**Task to complete**
Each line from the one containing "Output a JSON" to the end of the entries below must be restated exactly, and no other line should appear.

**Data for review**
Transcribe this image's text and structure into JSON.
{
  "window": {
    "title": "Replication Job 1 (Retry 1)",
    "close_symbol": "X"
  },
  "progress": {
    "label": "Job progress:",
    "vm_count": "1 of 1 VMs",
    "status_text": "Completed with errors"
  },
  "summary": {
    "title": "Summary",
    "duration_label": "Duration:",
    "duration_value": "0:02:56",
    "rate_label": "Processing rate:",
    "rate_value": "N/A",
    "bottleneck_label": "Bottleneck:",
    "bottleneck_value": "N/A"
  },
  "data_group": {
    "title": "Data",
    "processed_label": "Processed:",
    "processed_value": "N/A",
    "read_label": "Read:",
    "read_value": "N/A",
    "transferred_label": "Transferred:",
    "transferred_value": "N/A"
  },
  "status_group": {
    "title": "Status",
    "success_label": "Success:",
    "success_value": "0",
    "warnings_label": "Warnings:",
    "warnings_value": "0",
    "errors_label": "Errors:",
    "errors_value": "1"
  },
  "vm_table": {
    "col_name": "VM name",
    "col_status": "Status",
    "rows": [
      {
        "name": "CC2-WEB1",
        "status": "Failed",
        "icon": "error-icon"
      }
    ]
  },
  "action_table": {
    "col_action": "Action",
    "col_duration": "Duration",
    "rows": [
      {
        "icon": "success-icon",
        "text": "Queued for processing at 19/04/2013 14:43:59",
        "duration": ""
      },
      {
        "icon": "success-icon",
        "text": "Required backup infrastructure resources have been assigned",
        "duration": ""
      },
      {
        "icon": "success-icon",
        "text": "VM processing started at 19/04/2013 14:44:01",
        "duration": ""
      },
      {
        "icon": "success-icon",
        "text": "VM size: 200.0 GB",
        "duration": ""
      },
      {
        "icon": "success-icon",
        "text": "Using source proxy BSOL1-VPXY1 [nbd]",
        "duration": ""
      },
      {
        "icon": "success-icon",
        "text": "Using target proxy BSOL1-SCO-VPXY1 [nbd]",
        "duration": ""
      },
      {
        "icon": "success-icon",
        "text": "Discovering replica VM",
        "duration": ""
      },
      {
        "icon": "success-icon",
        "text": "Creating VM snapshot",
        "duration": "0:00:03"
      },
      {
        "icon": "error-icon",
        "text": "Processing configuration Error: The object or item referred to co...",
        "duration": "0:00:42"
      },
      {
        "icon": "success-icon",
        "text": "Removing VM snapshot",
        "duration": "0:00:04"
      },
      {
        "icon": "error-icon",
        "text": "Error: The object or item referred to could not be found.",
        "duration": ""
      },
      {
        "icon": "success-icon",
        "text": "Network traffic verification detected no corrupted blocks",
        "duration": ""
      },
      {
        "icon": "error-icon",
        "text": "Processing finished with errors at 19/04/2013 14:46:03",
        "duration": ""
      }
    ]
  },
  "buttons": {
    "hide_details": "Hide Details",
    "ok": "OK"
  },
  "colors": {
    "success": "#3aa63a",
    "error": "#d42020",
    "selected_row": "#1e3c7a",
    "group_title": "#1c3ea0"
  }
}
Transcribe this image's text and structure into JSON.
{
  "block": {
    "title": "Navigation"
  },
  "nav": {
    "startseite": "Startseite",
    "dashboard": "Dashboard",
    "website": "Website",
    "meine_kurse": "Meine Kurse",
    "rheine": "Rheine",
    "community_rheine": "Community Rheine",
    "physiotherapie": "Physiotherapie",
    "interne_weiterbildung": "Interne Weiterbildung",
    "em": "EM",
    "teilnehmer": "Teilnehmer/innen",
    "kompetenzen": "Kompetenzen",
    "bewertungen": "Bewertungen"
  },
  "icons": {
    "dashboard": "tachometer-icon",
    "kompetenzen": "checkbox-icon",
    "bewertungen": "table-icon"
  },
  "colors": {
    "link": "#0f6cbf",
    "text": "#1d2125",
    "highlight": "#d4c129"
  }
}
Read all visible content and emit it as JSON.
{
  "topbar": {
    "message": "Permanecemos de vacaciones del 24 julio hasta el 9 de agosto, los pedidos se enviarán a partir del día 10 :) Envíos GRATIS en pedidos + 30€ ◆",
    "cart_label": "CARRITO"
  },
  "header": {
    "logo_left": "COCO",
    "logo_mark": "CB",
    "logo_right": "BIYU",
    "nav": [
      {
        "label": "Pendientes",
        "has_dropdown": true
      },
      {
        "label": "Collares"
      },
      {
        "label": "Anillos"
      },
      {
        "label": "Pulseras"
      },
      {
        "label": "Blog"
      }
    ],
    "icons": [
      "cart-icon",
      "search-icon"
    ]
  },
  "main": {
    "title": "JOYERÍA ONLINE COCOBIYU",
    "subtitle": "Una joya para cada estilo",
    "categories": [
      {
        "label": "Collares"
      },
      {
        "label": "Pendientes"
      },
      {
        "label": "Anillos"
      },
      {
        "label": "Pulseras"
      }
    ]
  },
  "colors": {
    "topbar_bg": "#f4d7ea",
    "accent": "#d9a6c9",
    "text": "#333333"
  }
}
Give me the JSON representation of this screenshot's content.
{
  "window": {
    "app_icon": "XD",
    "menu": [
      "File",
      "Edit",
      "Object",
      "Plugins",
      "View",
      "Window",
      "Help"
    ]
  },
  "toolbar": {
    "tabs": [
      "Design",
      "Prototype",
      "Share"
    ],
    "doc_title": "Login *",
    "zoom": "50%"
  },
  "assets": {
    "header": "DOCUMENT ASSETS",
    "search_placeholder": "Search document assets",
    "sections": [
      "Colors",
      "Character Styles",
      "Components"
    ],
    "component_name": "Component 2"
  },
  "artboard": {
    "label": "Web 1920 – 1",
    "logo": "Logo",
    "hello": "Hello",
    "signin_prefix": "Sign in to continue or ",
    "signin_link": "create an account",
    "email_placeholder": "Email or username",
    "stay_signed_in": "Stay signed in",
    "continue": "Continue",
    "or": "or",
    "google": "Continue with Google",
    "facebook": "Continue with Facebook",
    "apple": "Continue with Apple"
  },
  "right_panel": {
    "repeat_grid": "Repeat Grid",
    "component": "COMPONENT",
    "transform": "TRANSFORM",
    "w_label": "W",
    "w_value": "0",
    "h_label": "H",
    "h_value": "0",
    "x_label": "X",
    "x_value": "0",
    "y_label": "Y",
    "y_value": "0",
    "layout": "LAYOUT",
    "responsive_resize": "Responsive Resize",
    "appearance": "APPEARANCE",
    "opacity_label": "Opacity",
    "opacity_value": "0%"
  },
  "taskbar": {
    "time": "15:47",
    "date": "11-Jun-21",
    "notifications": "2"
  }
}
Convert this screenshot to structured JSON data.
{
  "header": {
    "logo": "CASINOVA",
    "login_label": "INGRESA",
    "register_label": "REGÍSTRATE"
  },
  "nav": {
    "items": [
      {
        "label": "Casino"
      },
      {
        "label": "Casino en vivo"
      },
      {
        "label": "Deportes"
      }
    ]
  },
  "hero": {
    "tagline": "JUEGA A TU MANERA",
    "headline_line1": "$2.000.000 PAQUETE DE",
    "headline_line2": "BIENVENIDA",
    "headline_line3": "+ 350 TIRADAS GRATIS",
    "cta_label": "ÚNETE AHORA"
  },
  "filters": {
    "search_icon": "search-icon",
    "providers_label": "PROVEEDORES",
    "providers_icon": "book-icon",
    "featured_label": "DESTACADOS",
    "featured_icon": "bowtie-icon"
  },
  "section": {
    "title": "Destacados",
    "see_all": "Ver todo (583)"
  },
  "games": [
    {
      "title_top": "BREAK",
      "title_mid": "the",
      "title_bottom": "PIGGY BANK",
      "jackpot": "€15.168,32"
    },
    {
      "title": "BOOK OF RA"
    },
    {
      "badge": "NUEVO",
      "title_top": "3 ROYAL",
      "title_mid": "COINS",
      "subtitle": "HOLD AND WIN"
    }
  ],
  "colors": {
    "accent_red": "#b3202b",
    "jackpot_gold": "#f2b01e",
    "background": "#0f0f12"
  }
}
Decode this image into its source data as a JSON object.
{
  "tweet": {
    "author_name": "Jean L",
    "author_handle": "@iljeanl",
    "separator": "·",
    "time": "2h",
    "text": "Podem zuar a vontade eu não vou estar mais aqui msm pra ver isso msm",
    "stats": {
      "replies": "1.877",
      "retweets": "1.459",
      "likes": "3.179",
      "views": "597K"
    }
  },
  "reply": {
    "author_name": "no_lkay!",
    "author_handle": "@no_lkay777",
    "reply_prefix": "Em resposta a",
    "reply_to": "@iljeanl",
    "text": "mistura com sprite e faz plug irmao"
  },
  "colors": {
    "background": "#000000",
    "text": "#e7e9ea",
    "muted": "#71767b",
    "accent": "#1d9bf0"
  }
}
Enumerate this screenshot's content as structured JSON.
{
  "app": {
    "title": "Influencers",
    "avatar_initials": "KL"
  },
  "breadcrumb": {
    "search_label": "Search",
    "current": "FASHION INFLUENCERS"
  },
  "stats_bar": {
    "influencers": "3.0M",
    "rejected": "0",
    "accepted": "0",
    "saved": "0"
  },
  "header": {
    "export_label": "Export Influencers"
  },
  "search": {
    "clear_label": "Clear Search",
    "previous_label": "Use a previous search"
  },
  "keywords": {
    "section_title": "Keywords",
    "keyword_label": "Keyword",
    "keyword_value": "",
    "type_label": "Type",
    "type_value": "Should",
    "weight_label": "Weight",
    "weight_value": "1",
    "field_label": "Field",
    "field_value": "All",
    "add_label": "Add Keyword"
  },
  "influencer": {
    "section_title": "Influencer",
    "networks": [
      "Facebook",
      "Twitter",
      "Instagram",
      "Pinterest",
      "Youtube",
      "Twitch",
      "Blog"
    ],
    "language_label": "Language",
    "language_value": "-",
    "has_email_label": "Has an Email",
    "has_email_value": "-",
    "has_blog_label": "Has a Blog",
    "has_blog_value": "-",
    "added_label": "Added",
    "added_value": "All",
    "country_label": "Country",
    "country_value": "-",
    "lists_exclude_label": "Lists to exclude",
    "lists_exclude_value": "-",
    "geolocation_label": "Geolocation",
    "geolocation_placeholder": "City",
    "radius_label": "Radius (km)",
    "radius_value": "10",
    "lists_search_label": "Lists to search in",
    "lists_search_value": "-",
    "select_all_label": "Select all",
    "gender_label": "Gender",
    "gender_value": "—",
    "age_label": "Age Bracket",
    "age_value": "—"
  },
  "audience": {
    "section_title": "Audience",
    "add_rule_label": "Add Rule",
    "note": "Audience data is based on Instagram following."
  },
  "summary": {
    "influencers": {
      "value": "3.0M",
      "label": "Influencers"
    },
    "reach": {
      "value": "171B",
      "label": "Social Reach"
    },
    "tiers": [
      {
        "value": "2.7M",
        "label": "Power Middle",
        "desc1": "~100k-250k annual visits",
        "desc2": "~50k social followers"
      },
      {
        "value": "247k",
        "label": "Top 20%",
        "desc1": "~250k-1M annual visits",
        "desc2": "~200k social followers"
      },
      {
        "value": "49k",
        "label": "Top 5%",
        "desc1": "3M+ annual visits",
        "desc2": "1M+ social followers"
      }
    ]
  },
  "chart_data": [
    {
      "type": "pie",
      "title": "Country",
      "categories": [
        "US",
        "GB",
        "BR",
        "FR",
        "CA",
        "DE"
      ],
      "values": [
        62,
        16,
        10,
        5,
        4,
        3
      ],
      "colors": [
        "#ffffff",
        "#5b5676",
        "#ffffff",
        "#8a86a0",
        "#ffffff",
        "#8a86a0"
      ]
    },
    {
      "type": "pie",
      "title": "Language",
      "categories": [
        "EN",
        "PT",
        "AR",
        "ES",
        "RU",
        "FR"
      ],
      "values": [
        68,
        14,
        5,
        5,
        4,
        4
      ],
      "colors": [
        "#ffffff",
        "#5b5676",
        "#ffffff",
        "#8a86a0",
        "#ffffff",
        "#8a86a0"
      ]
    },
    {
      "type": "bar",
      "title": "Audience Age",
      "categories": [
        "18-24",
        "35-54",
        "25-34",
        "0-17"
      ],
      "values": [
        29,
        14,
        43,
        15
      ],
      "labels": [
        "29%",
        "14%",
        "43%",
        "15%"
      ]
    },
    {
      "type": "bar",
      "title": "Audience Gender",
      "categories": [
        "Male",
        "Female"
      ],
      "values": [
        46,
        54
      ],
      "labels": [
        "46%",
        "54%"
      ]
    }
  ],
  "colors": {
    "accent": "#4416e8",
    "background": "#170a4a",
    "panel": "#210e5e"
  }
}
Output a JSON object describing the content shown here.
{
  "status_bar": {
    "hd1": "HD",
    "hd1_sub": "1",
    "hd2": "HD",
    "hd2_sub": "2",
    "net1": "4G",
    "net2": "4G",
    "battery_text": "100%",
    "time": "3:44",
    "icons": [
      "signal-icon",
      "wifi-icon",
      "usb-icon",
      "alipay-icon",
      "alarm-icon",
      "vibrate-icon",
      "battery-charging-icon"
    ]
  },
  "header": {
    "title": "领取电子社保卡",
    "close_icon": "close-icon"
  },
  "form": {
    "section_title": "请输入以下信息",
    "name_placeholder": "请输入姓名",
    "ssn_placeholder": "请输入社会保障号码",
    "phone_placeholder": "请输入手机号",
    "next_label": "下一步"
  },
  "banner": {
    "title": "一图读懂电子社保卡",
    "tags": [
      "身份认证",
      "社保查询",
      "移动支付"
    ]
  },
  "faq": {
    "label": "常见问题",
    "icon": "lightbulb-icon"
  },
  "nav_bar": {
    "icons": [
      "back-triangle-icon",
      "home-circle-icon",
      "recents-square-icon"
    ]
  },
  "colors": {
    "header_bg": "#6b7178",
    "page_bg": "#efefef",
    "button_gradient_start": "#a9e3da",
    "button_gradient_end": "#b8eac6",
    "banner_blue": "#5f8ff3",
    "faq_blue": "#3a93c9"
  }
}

**Exercise result**
Output a JSON object describing the content shown here.
{
  "status_bar": {
    "hd1": "HD",
    "hd1_sub": "1",
    "hd2": "HD",
    "hd2_sub": "2",
    "net1": "4G",
    "net2": "4G",
    "battery_text": "100%",
    "time": "3:44",
    "icons": [
      "signal-icon",
      "wifi-icon",
      "usb-icon",
      "alipay-icon",
      "alarm-icon",
      "vibrate-icon",
      "battery-charging-icon"
    ]
  },
  "header": {
    "title": "领取电子社保卡",
    "close_icon": "close-icon"
  },
  "form": {
    "section_title": "请输入以下信息",
    "name_placeholder": "请输入姓名",
    "ssn_placeholder": "请输入社会保障号码",
    "phone_placeholder": "请输入手机号",
    "next_label": "下一步"
  },
  "banner": {
    "title": "一图读懂电子社保卡",
    "tags": [
      "身份认证",
      "社保查询",
      "移动支付"
    ]
  },
  "faq": {
    "label": "常见问题",
    "icon": "lightbulb-icon"
  },
  "nav_bar": {
    "icons": [
      "back-triangle-icon",
      "home-circle-icon",
      "recents-square-icon"
    ]
  },
  "colors": {
    "header_bg": "#6b7178",
    "page_bg": "#efefef",
    "button_gradient_start": "#a9e3da",
    "button_gradient_end": "#b8eac6",
    "banner_blue": "#5f8ff3",
    "faq_blue": "#3a93c9"
  }
}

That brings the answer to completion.